Valtteri Bottas consolidated his position as the fastest man in Sochi after sweeping Friday practice at the Russian Grand Prix. The Finn again had the measure of teammate Lewis Hamilton in a comfortable Mercedes one-two result, although the pair was more closely matched than in FP1, with Bottas leading the way by just 0.044s.
Hamilton was fastest in the first sector, but he slipped more than 0.3s to Bottas at the middle split, which he couldn’t recover in the final part of the lap. The Briton then had a strange collision with his front jackman, arriving too hot in his pit box and knocking him over. He later explained that he’d accidentally left on the “brake magic” brake bias setting.
In the unlikely but nonetheless contemplated event FP3 and qualifying cannot be run this weekend, with heavy rain forecast for Saturday, the results of second practice will set the grid for Sunday’s race, earning Bottas pole position.
The prospects of Mercedes’s first victory since July’s British Grand Prix were boosted further when the FIA confirmed during the session that title leader Max Verstappen had taken a brand-new power unit, the fourth of his season, earning him a back-of-grid penalty for Sunday.
The Dutchman was always likely to need a fourth motor after taking terminal damage to one of his pool in his crash with Hamilton in Silverstone, and after lapping off the pace in first practice and with a three-place penalty was already in store for his collision with Hamilton at Monza, Red Bull Racing has tactically decided to take the new engine here.
The Dutchman spent the afternoon preparing the car for a Sunday of overtaking, but he radioed his pit wall later in the session complaining that he didn’t have the top speed to make any passes, and he ended the hour 1.028s off the pace.
Race pace was also difficult to read, with an almost 10-minute suspension in the second half of the session to recover Antonio Giovinazzi’s smashed Alfa Romeo, curtailing long-run simulation time.
The Italian dipped his right wheels on the artificial turf beyond the curb at the exit of Turn 8 and lost control of his car, spinning backwards into the wall at Turn 9 and shattering his rear wing. He tried to continue but was instructed to stop the car by the side of the road to prevent it from shedding any more parts, and red flags were thrown to clear the debris and repair the barriers.
Pierre Gasly slipped into third behind the Mercedes duo in a strong afternoon with a difficult ending, the Frenchman losing the front wing of his AlphaTauri hopping over the sausage curbs at Turn 2 in the final seconds of the hour. McLaren’s Lando Norris and Alpine’s Esteban Ocon followed in fifth and sixth.
Carlos Sainz was seventh in the lead Ferrari, just 0.057s slower than Verstappen. Fernando Alonso followed in eighth ahead of Sebastian Vettel and Charles Leclerc in the second Ferrari to complete the top 10, the Monegasque having only just avoided a Giovinazzi-style crash on the turf earlier in the session.

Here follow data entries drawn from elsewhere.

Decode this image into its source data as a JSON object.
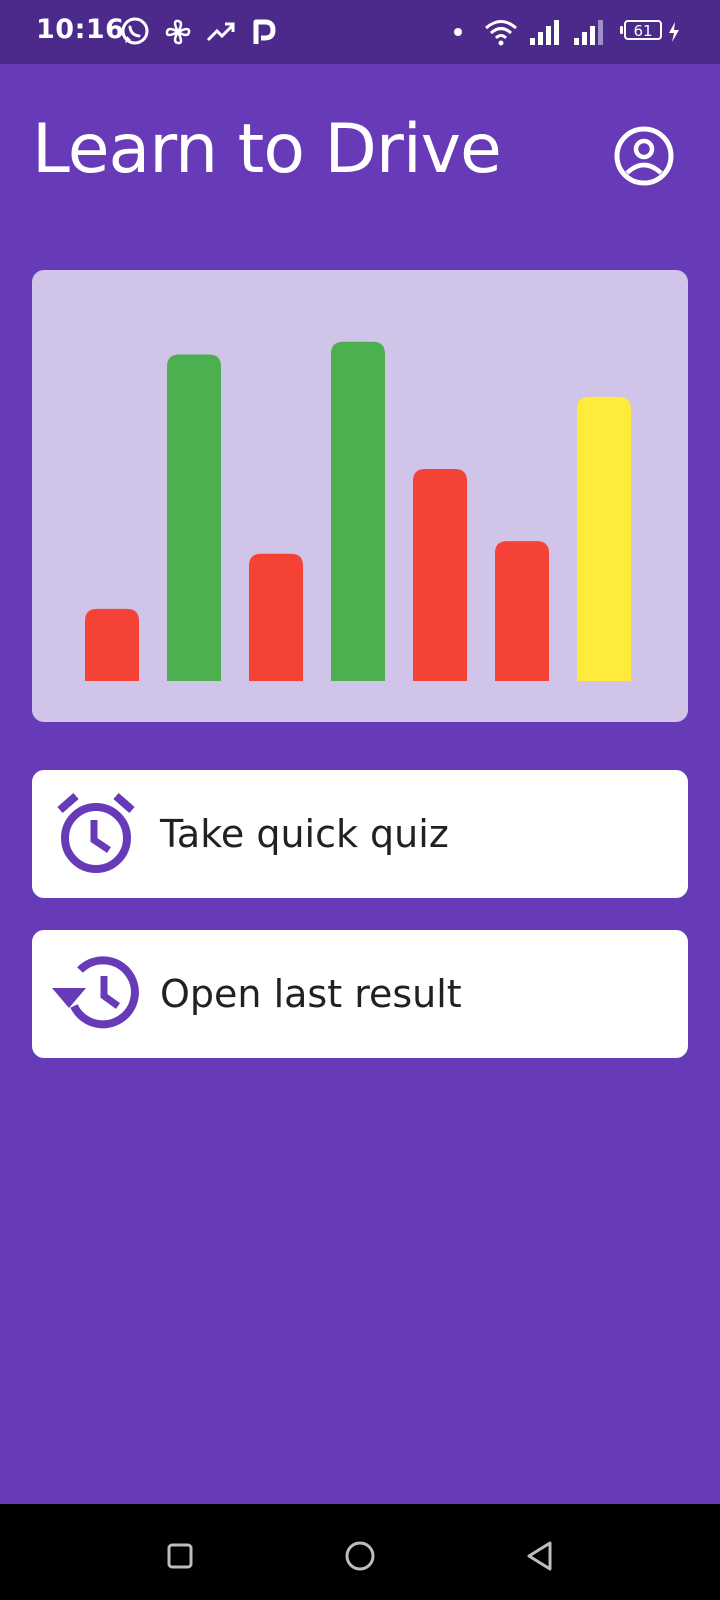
{
  "status_bar": {
    "time": "10:16",
    "battery_level": "61",
    "icons": [
      "whatsapp-icon",
      "pinwheel-icon",
      "trending-up-icon",
      "parking-icon",
      "notification-dot-icon",
      "wifi-icon",
      "signal-icon",
      "signal-icon",
      "battery-icon",
      "charging-icon"
    ]
  },
  "header": {
    "title": "Learn to Drive",
    "profile_icon": "account-circle-icon"
  },
  "chart_data": {
    "type": "bar",
    "values": [
      0.17,
      0.77,
      0.3,
      0.8,
      0.5,
      0.33,
      0.67
    ],
    "colors": [
      "#f44336",
      "#4caf50",
      "#f44336",
      "#4caf50",
      "#f44336",
      "#f44336",
      "#ffeb3b"
    ]
  },
  "actions": [
    {
      "label": "Take quick quiz",
      "icon": "alarm-clock-icon"
    },
    {
      "label": "Open last result",
      "icon": "history-icon"
    }
  ],
  "nav_bar": {
    "icons": [
      "recents-square-icon",
      "home-circle-icon",
      "back-triangle-icon"
    ]
  },
  "colors": {
    "primary": "#673ab7",
    "status_bar": "#4b2a8c",
    "chart_background": "#d1c4e9",
    "accent_icon": "#673ab7"
  }
}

Sergio Perez was again way off the pace, ending the afternoon 11th and 1.345s down. Kimi Raikkonen managed 12th ahead of Williams driver George Russell and crashed Alfa Romeo teammate Giovinazzi, while Lance Stroll and Nicholas Latifi slotted into 15th and 16th
Daniel Ricciardo was 17th with only 11 laps to his name after losing more than 20 minutes of the session to an emergency power unit swap. McLaren had discovered a fault in the Australian’s engine at the end of FP1 and switched in another from his pool for the rest of the day, meaning no penalty will be incurred.
Yuki Tsunoda ended the day 18th ahead of Haas teammates Nikita Mazepin and Mick Schumacher.